Keep in mind that Napier did not have the concept of logarithms as a basis, as we know it today. Napier working principles will be more clearly by using the concept of geometry below.



The line AB is half of the line CE. Imagine a point P set out from point A, passing along the line AB with a velocity comparable with the proportion decreasing with distance from point B; at the same point Q moves from CE line ... with the same moving speed as the point P. Napier called CQ distance variable is the logarithm of the distance PB is the geometric definitions Napier. For example: PB = CQ = x and y. If AB be 107, and if the rate it is also P 107, is obtained in modern calculus notation dx / dt =-x and dy / dt = 107, x0 = 107, y0 = 0. So dy / dx = - 107 / x, or y = -107 ln cx, where c is the initial condition to be 10-7. The result, y = -107 ln (x/107) or y/107 = log 1 / e (x/107).

Although Napier made great contributions in the fields of mathematics, but the greatest interest in the field of religion precisely Napier. He was a strong Protestants who wrote his views in the book description of the discovery of the resurrection of St. John (A Plaine Discovery of the Whole Revelation of Saint John (1593), who bitterly attacked the Catholic church and insulting the King of Scots, James VI (later James I, king of Britain) by calling an atheist.

Another area that interests Napier, a landlord, is managing the farm. To improve soil fertility, Napier tried to provide fertilizer in the form of salt. 1579, Napier found a hydraulic pump to raise water from the well. In the military field, Napier plans to create a giant mirror in order to protect Britain from invasion of the navy of King Philip II of Spain. Both Napier invention is not unlike the discovery of Archimedes.
There is an anecdote, that as a landlord, Napier is often at odds with the tenants (land) and its neighbors. An event, Napier was disturbed by a neighbor who felt the dove was too much. The threat that the pigeons will not be addressed neighbors arrested, because he felt convinced that Napier may not arrest all the pigeons. The next day, the neighbors were surprised to find all the pigeon flounder - not dead - slumped in front of the house. Napier seems to have been feeding the first corn was soaked with wine.

Last service
As soon as the first book was published, the enthusiasm of mathematicians broke so many of their visit to Edinburgh. One of the guests was Henry Briggs (1516 - 1631), which at the time of Briggs informed the meeting about the modifications made to Napier. Transform into a logarithmic basis, rather than 107, the result is zero and use the base 10 (decimal). Finally found the log 10 = 1 = 10 º.
Napier died in his castle on April 3, 1617, and was buried in the church of St. Cuthbert, Edinburgh. Two years later, 1619, published a book of beauty logarithm Construction (Construction of the wonderful logarithms), compiled by Robert, son.

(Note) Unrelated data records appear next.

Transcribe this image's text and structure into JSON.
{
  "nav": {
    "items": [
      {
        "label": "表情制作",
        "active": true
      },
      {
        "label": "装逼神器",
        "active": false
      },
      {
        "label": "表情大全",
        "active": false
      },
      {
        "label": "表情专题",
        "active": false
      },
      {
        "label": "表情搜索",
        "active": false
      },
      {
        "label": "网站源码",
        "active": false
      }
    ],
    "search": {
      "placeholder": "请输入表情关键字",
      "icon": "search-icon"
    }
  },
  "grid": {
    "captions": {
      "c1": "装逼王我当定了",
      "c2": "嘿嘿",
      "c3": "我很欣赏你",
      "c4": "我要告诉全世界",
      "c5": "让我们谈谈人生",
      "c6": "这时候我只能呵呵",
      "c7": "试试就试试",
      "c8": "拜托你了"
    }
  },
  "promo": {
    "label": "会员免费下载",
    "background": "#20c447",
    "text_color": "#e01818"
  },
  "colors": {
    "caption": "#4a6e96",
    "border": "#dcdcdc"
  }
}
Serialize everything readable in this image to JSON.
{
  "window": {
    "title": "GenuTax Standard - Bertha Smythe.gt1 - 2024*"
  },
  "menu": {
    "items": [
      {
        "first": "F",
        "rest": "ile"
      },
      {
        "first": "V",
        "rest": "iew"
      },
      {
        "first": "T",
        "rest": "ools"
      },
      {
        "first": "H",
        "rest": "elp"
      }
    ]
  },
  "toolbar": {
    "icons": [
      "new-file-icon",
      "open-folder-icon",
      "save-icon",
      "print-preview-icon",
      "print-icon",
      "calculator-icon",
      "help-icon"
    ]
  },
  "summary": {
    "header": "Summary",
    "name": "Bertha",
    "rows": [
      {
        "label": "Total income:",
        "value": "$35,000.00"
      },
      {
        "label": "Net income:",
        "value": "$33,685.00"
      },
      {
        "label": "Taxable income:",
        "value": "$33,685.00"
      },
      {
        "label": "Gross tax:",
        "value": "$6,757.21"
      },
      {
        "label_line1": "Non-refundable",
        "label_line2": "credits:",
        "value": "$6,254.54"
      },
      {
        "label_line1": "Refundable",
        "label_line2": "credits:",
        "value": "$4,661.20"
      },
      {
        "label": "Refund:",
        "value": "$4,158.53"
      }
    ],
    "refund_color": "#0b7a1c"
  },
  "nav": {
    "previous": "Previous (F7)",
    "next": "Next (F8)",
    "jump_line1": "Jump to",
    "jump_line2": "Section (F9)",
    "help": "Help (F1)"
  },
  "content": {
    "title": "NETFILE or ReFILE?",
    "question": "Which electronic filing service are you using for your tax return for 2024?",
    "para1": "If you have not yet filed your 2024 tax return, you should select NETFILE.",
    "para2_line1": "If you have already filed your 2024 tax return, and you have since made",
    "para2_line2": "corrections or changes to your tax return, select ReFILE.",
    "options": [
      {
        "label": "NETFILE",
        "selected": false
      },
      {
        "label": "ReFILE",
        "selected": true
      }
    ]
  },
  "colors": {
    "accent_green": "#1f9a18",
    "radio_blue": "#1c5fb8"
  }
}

Find the basic concept of logarithms, before being developed by other mathematicians - especially Henry Briggs - so it can provide benefits. This discovery brought a big change in mathematics. Johannes Kepler helped, because the logarithm, calculated able to increase capacity for the astronomer. "Miracle" was later called by the logarithm of [Florian] Cajori as one of the three important discoveries of mathematics (the other two are notation-based Arabic numerals and ten fractions / decimals).

Leave a Reply